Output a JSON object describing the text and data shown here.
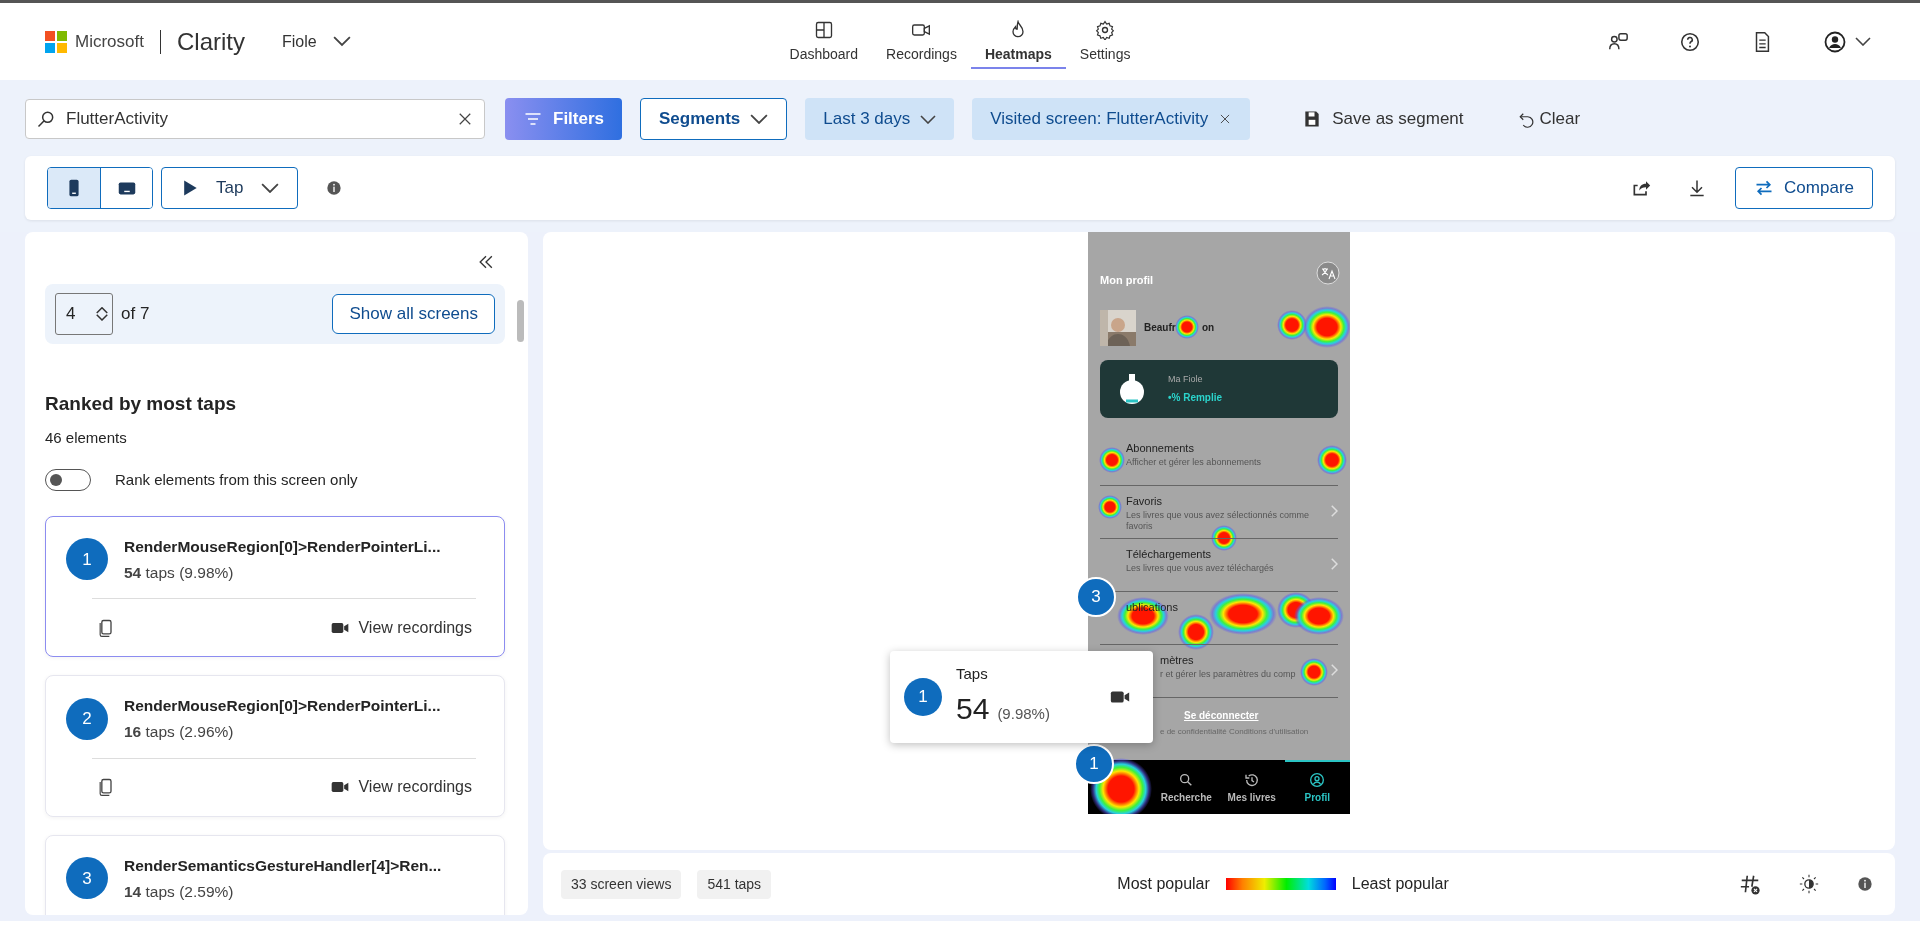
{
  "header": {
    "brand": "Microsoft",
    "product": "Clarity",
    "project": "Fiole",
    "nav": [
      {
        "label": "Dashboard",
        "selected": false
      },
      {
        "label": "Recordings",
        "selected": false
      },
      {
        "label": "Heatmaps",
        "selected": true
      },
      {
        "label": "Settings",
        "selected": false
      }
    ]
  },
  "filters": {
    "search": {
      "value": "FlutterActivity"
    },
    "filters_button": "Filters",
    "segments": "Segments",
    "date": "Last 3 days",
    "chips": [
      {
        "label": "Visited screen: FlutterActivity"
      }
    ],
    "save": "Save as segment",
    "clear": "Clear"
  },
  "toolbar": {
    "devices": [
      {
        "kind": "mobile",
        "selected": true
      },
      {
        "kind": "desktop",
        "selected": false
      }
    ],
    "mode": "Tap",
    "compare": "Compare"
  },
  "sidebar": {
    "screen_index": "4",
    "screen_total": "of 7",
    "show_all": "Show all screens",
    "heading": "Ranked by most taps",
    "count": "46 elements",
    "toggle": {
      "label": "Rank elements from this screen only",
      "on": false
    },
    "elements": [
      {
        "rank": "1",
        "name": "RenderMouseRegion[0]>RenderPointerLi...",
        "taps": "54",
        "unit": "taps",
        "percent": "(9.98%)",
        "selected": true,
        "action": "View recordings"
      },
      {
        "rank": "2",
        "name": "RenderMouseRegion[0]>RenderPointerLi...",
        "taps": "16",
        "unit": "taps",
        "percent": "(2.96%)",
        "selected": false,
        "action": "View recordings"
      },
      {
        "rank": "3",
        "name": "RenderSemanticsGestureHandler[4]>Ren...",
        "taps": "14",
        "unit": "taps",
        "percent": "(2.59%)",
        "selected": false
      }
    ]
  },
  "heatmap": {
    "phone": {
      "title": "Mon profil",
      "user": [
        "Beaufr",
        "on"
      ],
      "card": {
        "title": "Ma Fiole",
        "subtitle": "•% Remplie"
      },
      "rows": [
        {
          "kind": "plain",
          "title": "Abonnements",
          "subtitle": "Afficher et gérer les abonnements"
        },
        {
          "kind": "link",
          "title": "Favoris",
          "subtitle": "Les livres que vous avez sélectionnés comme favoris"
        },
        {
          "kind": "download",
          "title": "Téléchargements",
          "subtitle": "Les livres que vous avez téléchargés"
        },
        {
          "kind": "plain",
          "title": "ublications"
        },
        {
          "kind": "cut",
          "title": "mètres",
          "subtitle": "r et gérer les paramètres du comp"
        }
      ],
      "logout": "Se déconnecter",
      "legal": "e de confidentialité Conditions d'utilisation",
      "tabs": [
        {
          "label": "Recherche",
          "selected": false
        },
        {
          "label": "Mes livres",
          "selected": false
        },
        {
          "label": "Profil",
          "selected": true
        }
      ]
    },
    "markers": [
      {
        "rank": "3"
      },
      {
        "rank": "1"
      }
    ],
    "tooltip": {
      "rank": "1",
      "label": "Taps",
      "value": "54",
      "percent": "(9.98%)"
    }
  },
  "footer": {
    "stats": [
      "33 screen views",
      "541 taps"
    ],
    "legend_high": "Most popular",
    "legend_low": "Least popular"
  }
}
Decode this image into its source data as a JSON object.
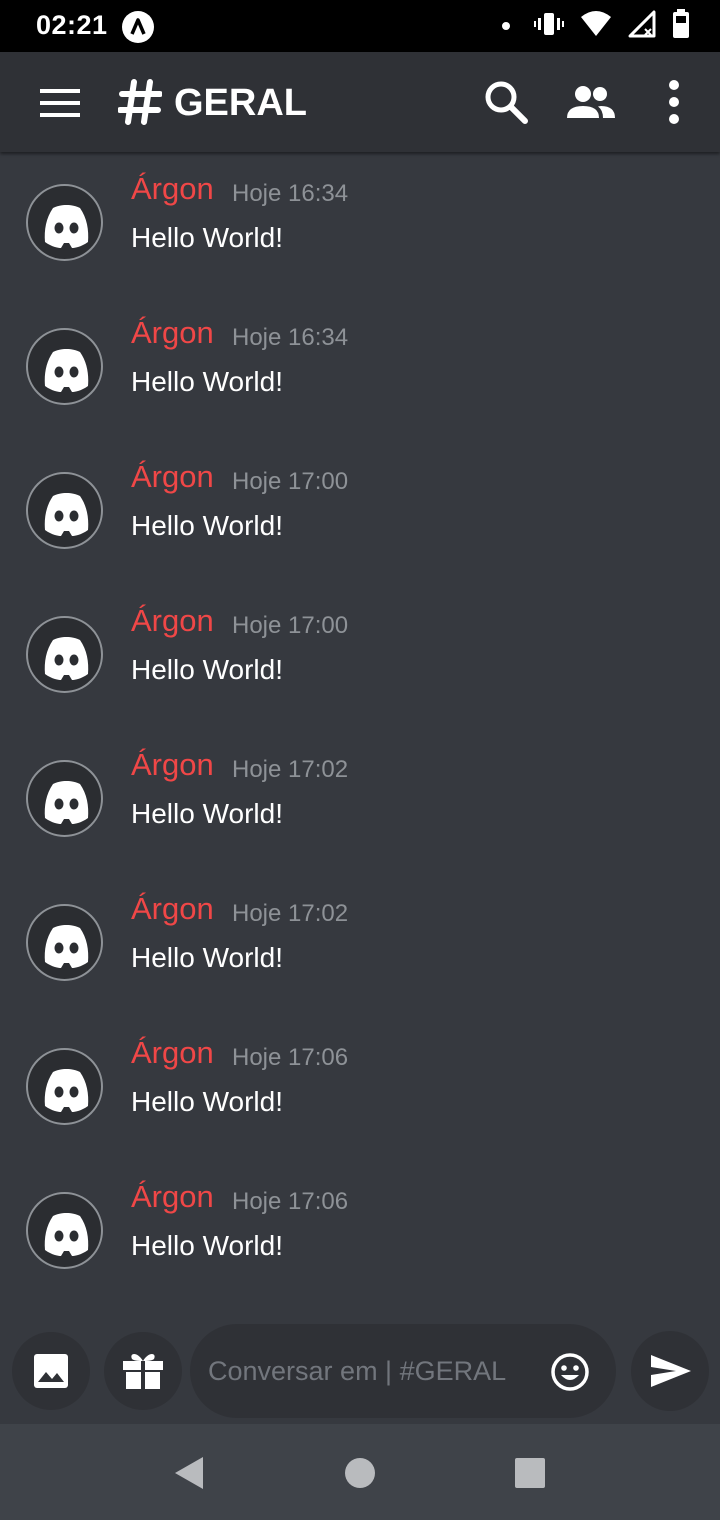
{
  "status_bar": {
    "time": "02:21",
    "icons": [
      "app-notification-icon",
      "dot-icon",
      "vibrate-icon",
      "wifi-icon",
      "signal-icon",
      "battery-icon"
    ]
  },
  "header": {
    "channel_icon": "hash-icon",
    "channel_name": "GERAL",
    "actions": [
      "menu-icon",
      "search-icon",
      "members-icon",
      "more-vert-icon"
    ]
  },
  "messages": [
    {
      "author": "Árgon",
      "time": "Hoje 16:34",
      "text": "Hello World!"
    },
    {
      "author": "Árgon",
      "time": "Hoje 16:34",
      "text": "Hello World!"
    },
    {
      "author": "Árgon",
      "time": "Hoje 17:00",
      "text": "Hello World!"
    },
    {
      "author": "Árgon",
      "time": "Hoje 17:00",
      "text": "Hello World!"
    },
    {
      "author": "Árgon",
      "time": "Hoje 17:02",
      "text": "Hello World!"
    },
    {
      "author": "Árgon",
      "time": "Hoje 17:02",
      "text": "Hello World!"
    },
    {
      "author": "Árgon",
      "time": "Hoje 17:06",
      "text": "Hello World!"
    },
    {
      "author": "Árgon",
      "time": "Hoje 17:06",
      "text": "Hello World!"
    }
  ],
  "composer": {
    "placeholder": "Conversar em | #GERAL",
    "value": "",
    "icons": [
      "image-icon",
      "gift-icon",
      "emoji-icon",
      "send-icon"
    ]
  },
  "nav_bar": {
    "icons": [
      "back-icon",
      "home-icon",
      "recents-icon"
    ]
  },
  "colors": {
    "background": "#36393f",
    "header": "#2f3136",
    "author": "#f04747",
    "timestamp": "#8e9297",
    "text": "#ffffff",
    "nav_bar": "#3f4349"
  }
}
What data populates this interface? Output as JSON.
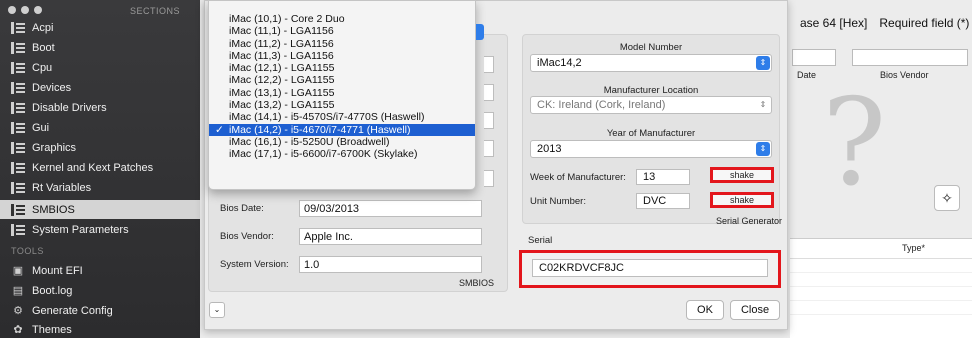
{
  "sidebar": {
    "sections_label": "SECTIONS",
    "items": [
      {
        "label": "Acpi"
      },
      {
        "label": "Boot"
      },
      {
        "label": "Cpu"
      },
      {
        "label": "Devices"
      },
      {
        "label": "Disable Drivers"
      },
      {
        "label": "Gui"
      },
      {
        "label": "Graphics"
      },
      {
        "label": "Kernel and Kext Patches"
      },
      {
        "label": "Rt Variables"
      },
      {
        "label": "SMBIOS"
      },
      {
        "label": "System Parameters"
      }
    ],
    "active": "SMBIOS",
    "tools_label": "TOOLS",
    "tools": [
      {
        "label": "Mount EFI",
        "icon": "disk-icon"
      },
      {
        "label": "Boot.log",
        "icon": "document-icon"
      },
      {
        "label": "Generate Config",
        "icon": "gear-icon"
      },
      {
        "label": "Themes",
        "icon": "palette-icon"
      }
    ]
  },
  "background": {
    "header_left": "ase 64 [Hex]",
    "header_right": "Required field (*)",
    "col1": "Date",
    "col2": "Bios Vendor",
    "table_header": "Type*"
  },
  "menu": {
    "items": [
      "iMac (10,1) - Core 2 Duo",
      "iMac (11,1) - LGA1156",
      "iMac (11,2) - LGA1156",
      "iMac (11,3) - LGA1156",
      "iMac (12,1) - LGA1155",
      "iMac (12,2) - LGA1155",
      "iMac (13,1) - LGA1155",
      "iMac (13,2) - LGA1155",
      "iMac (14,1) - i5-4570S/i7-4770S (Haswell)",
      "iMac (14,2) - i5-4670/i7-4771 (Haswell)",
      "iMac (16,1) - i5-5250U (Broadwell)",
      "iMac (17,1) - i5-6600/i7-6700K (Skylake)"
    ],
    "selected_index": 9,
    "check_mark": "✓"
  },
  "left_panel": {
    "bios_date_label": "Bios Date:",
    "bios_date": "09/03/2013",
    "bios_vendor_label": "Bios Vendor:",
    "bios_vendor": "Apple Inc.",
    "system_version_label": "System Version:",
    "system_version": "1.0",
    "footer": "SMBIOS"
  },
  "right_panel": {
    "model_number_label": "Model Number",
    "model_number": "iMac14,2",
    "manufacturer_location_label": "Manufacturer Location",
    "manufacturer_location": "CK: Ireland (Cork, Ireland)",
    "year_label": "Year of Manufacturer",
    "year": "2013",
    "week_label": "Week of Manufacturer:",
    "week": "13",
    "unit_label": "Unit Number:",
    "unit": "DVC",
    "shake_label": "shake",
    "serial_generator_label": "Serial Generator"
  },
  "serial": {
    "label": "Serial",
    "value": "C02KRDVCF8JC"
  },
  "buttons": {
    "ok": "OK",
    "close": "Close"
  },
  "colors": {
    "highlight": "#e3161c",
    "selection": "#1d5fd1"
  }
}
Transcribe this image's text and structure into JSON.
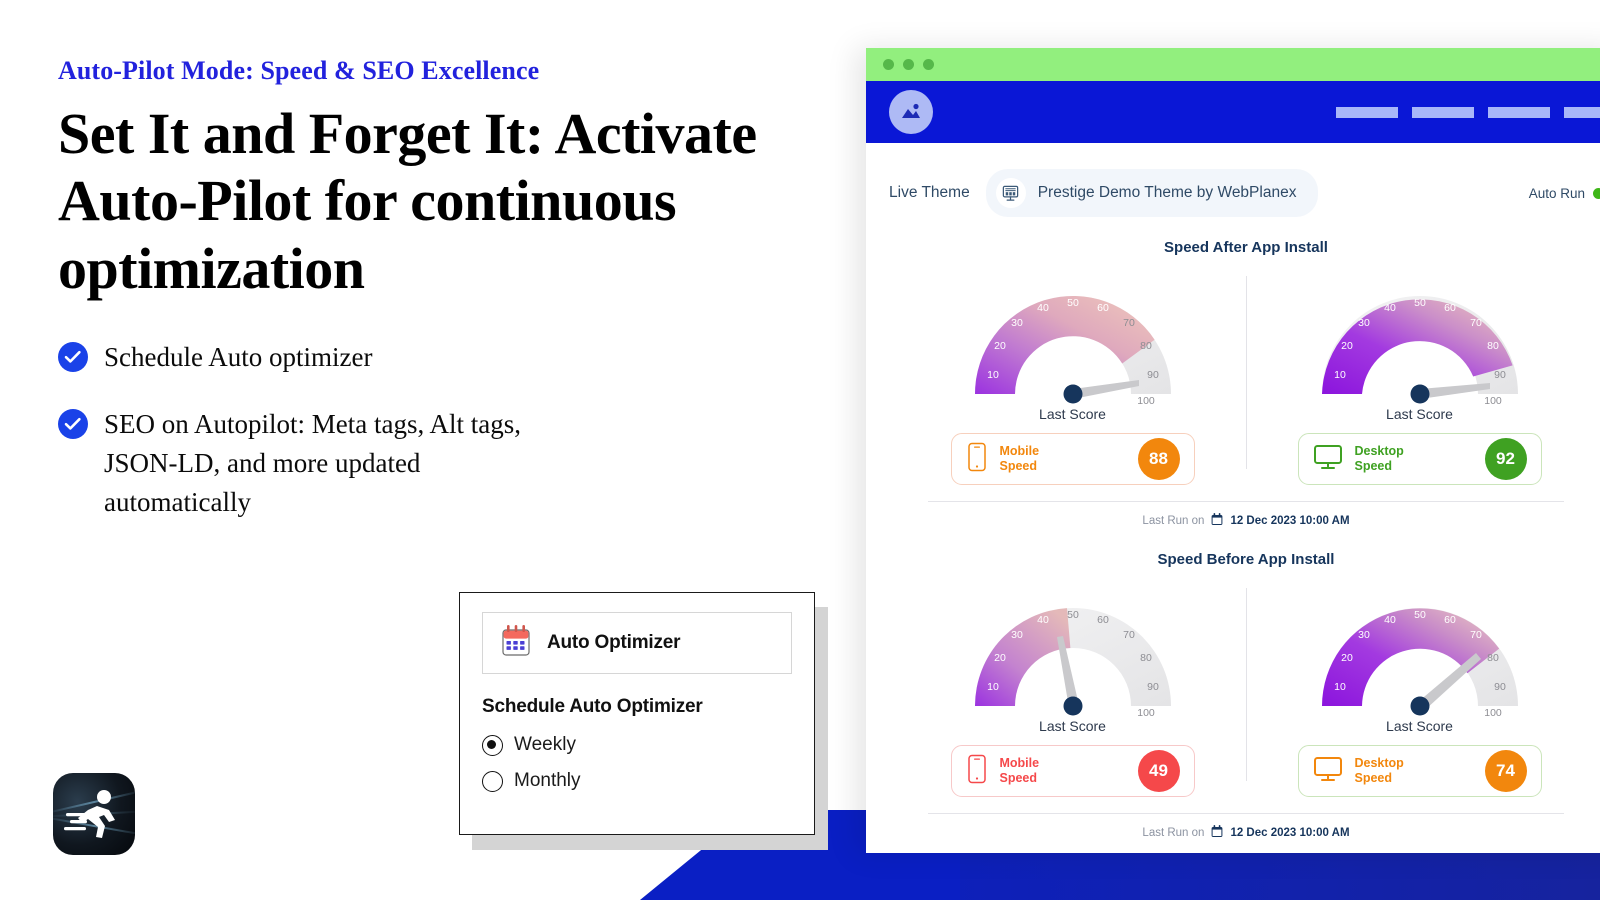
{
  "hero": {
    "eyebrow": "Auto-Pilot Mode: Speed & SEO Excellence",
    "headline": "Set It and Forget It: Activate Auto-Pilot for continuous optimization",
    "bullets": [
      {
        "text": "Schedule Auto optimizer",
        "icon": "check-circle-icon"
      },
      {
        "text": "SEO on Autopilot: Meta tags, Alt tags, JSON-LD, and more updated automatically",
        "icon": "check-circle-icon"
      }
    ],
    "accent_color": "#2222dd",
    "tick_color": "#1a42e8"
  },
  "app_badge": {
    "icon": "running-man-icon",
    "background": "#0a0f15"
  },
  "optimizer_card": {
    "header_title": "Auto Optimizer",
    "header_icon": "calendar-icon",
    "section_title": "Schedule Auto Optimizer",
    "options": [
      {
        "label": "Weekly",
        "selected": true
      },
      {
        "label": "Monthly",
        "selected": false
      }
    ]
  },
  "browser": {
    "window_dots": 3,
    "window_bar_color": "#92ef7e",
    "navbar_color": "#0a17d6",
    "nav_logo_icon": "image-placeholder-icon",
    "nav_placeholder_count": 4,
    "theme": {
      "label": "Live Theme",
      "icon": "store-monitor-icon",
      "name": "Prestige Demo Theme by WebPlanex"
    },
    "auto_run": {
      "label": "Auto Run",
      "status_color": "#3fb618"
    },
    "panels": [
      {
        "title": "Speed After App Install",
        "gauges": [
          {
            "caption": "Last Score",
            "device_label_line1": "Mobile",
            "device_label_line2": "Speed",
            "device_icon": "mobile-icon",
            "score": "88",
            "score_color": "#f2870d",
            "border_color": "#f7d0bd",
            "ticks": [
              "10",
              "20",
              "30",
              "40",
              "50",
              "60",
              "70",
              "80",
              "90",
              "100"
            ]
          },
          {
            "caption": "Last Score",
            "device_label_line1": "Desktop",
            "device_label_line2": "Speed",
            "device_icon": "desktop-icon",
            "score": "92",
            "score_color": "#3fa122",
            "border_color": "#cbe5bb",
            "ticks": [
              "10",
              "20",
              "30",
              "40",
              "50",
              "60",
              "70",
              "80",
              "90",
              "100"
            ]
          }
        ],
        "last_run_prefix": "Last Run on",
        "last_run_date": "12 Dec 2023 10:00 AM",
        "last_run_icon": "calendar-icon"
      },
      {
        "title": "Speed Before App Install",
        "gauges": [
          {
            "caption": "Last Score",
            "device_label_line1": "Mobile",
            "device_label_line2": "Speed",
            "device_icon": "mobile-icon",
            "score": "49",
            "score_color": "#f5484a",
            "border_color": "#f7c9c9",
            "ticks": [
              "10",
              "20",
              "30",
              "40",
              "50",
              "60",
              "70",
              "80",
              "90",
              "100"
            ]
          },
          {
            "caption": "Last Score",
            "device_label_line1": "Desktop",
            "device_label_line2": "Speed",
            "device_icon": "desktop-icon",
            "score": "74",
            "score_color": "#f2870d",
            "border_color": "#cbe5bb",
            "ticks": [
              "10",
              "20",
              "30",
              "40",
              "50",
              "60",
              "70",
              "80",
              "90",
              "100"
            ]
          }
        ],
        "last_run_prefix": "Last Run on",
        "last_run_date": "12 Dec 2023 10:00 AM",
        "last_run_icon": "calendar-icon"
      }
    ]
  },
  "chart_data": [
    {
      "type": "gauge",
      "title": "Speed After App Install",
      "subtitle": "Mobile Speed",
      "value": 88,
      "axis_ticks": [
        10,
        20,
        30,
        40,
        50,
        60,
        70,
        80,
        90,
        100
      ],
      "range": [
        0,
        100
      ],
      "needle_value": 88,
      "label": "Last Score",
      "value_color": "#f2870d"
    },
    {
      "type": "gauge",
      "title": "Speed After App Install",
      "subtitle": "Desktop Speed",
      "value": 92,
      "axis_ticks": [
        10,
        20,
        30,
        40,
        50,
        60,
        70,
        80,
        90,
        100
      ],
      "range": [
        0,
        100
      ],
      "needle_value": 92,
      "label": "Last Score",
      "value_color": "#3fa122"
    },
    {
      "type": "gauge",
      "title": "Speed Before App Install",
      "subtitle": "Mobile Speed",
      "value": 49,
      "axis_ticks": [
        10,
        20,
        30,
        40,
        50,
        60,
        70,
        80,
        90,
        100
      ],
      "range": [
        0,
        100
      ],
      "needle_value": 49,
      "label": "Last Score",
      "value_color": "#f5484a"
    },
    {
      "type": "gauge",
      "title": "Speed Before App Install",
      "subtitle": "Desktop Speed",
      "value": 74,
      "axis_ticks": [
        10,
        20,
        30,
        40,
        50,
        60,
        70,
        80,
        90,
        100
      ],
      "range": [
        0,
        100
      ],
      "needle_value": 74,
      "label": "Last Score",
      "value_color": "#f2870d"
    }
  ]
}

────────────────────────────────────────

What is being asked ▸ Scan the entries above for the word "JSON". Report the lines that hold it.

Solution for this exercise ▸
Output a JSON object describing the text and data shown here.
Decode this image into its source data as a JSON object.
What data populates this interface? Output as JSON.
Transcribe this image's text and structure into JSON.
        "text": "SEO on Autopilot: Meta tags, Alt tags, JSON-LD, and more updated automatically",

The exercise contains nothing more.